**EXERCISE OBJECTIVE**
Could you copy every line from the material below in which "image" appears?

**SOURCE INFORMATION**
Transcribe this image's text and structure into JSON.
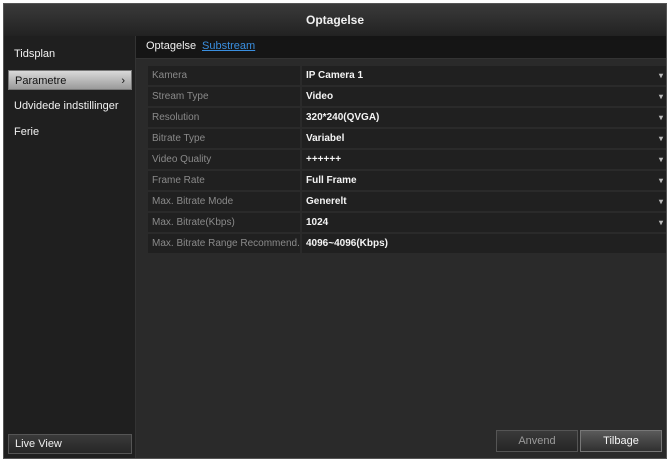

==

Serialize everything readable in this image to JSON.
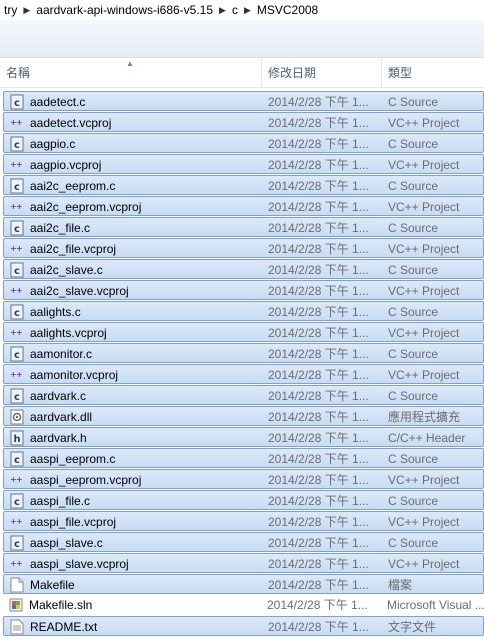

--

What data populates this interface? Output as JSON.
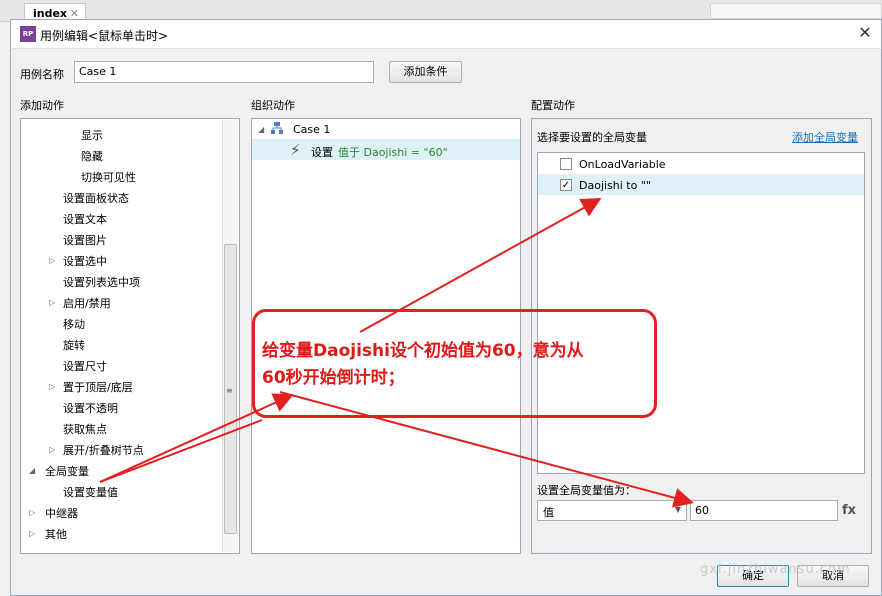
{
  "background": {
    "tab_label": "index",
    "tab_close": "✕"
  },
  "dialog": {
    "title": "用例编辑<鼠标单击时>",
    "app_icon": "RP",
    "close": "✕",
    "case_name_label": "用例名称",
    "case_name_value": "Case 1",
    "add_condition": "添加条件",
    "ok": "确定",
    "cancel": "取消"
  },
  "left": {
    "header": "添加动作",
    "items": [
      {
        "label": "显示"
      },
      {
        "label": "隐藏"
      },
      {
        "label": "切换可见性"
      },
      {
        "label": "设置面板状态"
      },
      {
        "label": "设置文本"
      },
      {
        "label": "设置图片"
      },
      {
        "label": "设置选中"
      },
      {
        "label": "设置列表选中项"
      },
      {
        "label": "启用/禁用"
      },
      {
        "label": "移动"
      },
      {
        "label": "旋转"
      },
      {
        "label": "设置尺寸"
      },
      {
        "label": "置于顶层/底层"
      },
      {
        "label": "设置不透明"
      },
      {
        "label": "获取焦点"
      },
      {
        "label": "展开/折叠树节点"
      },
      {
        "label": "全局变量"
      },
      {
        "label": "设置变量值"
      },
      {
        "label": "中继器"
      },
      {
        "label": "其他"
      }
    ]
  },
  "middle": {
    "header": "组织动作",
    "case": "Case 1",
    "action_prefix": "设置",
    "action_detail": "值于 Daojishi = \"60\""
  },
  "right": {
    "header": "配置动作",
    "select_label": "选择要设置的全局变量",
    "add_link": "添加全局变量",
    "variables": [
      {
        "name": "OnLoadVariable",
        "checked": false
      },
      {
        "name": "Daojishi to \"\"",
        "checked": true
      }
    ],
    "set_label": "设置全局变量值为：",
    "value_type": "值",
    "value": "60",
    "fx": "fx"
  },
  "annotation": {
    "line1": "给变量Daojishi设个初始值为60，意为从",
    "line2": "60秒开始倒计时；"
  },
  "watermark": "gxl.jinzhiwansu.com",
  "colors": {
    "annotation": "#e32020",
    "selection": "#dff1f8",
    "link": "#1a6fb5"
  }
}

**YOUR SOLUTION**
Transcribe this image's text and structure into JSON.
Serialize everything readable in this image to JSON.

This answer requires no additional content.